Work order
Filter the records below, keeping only lines with the string "JSON".

Data for the task
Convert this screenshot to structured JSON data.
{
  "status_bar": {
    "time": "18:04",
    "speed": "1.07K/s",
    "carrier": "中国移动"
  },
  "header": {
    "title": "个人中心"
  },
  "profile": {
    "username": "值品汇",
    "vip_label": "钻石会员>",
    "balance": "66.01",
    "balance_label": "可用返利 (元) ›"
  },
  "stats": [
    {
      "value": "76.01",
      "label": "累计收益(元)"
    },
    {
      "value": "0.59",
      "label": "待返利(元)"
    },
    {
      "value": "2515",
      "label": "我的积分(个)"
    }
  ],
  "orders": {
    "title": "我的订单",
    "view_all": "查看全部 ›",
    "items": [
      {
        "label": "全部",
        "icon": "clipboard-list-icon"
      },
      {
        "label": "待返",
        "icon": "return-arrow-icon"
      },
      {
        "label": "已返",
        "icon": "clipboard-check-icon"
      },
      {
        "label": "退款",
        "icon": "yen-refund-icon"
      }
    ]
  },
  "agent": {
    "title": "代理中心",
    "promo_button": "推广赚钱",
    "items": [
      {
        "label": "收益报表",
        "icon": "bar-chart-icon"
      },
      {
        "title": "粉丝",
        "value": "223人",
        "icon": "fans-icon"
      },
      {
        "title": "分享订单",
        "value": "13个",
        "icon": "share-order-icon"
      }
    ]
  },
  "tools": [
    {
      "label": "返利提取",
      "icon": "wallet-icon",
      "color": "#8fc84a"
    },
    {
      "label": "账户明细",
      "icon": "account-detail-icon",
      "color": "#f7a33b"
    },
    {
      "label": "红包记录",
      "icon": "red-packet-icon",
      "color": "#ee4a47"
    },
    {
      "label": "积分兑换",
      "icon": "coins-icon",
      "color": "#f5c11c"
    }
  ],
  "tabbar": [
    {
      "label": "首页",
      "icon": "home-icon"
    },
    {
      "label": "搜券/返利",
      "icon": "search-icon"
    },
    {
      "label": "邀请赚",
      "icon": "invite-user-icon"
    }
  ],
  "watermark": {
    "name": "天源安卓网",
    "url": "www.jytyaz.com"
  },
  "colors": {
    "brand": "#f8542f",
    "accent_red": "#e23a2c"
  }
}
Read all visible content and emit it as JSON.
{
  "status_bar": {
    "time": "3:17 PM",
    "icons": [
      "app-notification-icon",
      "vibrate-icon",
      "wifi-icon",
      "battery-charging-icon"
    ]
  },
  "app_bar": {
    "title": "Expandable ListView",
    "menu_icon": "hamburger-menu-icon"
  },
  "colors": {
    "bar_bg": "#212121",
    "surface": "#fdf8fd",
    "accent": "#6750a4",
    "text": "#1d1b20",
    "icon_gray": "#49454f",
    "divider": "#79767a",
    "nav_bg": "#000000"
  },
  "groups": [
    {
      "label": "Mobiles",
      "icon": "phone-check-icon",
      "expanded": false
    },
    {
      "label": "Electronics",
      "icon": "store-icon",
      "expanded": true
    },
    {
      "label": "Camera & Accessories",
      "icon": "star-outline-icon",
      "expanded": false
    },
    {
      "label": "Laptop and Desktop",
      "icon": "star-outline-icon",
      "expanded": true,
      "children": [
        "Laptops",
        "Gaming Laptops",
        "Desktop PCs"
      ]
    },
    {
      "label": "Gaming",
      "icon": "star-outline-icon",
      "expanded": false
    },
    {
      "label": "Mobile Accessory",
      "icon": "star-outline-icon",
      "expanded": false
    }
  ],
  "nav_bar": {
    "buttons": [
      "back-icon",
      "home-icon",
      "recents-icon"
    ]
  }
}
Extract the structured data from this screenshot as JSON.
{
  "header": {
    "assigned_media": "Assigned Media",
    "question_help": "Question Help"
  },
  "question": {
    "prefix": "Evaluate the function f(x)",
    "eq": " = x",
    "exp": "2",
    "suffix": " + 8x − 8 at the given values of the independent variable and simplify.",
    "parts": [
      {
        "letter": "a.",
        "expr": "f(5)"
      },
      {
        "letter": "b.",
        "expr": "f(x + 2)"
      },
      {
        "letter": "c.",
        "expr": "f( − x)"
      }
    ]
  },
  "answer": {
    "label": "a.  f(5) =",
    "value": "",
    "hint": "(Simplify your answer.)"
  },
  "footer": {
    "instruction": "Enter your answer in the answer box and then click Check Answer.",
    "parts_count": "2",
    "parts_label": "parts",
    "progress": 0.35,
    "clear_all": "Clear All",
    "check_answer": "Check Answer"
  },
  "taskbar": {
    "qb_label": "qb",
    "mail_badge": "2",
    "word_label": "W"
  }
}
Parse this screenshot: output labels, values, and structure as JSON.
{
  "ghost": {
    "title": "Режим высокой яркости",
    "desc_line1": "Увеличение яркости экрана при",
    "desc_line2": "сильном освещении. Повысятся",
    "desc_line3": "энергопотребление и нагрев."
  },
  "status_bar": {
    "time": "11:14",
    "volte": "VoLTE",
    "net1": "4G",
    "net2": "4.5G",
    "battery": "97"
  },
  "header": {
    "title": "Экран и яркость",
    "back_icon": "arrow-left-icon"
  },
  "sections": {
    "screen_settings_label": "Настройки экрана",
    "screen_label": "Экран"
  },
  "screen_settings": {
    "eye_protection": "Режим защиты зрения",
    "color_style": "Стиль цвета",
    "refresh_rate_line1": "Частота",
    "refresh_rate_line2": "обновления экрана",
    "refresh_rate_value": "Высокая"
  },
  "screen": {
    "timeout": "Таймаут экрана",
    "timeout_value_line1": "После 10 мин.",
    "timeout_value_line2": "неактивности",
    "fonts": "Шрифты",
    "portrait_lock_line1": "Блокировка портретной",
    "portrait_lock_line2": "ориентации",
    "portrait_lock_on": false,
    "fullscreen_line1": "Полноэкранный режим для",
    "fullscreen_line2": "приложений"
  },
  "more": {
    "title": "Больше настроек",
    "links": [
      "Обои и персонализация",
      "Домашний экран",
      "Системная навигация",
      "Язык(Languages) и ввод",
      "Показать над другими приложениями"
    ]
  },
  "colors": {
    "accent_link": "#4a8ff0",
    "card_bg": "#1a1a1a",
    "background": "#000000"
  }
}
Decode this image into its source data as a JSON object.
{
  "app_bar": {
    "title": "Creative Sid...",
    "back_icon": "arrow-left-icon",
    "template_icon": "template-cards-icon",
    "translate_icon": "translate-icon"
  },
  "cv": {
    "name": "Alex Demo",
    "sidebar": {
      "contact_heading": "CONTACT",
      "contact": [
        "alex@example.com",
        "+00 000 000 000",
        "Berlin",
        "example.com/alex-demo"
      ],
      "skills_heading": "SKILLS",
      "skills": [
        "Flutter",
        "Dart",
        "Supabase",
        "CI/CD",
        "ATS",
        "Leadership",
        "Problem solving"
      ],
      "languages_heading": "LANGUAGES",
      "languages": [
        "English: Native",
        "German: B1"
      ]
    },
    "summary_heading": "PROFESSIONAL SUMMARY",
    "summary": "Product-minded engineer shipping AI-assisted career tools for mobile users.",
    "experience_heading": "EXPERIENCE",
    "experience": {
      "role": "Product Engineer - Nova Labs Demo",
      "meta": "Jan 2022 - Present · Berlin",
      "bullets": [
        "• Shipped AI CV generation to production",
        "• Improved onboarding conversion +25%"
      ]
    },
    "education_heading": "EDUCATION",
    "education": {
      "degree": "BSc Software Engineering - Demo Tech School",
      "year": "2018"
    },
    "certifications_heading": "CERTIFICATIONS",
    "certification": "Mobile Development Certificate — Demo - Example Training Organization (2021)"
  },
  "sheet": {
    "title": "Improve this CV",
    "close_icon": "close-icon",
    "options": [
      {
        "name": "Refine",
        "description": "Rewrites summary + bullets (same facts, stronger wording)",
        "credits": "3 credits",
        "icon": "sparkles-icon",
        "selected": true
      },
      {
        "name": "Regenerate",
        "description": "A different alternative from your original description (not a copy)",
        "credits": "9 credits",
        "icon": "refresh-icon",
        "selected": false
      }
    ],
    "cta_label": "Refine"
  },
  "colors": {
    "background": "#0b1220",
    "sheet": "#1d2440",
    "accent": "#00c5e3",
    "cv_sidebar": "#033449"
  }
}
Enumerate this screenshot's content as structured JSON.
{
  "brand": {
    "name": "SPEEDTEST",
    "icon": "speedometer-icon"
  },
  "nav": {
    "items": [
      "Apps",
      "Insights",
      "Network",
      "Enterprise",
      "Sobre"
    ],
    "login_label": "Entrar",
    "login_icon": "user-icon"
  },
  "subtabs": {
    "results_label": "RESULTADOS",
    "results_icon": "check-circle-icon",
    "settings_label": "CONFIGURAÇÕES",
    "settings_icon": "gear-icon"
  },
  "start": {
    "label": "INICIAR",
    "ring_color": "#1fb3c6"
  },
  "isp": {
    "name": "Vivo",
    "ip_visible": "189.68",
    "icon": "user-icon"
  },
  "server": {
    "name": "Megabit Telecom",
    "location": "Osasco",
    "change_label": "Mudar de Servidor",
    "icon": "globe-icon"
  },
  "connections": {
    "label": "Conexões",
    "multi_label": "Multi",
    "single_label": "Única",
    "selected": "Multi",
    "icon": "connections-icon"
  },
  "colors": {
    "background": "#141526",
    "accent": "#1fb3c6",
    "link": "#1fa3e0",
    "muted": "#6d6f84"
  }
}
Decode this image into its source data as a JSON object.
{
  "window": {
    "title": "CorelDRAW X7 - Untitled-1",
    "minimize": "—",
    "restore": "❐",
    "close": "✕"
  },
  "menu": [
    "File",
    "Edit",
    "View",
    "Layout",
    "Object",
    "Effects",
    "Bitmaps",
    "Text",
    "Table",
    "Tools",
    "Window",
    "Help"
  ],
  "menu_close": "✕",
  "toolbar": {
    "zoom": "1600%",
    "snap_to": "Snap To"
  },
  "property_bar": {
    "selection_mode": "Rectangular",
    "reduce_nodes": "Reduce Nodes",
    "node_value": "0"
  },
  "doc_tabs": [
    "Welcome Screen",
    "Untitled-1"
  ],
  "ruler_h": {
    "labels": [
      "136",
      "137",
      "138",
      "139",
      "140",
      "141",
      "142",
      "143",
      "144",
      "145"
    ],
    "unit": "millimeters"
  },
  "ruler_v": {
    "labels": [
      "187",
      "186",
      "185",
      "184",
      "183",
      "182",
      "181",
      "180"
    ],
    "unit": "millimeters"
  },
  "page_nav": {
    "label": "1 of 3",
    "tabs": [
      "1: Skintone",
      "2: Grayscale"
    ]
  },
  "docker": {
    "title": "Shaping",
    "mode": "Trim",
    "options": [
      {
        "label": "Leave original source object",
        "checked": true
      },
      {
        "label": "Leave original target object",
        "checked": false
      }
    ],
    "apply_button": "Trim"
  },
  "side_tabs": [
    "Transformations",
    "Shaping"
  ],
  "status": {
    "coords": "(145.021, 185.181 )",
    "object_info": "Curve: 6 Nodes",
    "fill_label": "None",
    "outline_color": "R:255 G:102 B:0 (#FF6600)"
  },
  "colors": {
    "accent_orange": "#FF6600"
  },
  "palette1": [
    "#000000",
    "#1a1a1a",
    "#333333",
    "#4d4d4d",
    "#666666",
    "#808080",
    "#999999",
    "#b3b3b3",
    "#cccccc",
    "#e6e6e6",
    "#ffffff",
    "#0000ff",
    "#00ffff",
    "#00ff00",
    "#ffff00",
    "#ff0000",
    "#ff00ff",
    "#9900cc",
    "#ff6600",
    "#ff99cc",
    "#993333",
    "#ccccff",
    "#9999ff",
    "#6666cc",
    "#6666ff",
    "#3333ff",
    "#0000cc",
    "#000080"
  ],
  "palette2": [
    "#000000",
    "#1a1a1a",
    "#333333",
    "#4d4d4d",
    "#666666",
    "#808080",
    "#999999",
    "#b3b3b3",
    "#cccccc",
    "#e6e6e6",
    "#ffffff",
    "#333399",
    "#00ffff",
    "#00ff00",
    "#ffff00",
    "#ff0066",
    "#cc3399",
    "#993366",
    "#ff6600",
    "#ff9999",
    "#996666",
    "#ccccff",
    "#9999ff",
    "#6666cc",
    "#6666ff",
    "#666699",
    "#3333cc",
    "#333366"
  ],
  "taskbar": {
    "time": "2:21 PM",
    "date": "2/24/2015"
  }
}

Result
Convert this screenshot to structured JSON data.
Read all visible content and emit it as JSON.
Extract the structured data from this screenshot as JSON.
Parse this screenshot: output labels, values, and structure as JSON.
Decode this image into its source data as a JSON object.
Enumerate this screenshot's content as structured JSON.
Decode this image into its source data as a JSON object.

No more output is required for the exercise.